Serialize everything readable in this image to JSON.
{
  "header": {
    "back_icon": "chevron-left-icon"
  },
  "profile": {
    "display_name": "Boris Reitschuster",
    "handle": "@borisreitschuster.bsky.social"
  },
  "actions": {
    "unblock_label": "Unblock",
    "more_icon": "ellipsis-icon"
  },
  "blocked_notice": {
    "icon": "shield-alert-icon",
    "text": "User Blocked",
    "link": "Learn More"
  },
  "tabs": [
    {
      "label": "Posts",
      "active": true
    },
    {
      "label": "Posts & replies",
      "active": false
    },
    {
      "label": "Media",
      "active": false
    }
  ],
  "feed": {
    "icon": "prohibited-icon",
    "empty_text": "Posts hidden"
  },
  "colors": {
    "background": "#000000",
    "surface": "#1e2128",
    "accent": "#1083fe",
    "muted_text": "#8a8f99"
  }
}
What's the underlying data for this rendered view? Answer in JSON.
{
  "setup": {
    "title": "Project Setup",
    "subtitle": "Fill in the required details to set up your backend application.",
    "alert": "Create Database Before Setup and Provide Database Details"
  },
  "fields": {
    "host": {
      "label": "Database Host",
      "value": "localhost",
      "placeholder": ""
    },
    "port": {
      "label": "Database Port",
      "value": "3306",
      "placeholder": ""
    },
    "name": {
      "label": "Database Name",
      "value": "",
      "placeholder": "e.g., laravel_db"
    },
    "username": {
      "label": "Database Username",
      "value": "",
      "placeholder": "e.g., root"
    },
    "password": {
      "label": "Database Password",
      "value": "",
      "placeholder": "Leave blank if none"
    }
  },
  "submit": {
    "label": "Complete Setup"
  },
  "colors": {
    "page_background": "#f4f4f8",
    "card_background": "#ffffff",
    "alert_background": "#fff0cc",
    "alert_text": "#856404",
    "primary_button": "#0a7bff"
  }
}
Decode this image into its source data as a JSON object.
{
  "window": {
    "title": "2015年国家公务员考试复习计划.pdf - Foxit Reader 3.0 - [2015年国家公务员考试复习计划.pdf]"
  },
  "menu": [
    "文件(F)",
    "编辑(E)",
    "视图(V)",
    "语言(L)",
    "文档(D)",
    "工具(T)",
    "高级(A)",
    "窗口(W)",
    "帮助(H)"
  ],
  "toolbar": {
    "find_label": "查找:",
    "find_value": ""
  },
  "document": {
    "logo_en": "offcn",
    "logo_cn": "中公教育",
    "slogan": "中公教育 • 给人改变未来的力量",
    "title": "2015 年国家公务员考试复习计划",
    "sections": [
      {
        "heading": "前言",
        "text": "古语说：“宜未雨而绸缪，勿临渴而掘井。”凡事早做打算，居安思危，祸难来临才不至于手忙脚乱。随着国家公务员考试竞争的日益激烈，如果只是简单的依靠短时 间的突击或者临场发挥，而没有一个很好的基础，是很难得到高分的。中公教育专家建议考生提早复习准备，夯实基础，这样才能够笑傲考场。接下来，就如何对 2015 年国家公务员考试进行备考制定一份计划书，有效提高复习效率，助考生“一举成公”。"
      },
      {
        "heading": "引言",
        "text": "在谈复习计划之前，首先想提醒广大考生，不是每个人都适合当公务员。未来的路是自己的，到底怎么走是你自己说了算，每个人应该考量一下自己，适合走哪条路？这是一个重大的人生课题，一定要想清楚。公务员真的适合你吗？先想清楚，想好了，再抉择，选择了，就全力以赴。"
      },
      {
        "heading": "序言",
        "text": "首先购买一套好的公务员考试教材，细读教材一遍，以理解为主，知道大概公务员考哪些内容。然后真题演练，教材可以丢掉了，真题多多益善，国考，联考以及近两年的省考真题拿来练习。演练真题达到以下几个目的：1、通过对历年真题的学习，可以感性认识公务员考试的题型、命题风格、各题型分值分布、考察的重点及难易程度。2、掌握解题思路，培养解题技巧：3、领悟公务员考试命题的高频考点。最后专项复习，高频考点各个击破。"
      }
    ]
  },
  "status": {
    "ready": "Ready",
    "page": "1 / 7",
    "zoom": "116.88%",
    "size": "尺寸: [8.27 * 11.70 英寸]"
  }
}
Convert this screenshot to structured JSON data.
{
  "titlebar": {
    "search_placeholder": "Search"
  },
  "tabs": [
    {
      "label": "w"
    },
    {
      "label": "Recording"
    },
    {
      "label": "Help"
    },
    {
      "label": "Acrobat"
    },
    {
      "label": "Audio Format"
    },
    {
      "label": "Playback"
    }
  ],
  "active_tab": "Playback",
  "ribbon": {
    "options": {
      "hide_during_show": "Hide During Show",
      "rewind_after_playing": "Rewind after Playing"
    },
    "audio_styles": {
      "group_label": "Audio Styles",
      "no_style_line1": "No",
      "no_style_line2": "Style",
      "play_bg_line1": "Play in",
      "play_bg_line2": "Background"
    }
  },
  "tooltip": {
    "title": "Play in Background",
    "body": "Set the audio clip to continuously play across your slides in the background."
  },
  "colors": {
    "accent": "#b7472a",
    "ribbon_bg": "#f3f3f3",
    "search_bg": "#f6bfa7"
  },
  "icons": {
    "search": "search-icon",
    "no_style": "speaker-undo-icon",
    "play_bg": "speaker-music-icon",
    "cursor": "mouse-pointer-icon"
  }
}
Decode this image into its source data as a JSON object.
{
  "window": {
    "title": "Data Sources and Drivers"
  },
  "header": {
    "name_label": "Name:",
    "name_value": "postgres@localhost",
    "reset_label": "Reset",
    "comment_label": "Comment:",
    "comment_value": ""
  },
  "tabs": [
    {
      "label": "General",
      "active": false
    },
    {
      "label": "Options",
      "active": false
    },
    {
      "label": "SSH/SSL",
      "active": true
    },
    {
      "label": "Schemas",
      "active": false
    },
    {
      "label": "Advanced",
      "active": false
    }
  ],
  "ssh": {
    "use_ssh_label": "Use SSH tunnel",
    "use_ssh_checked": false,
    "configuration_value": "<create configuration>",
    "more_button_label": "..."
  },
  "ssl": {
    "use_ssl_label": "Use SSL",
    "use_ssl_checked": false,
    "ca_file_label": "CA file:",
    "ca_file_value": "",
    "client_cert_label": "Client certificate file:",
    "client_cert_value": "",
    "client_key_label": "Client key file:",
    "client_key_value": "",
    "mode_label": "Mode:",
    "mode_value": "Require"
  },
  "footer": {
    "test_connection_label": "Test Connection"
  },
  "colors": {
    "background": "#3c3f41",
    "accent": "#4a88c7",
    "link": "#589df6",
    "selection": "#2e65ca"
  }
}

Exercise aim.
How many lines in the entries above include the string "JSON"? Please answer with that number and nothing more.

Result of this exercise.
5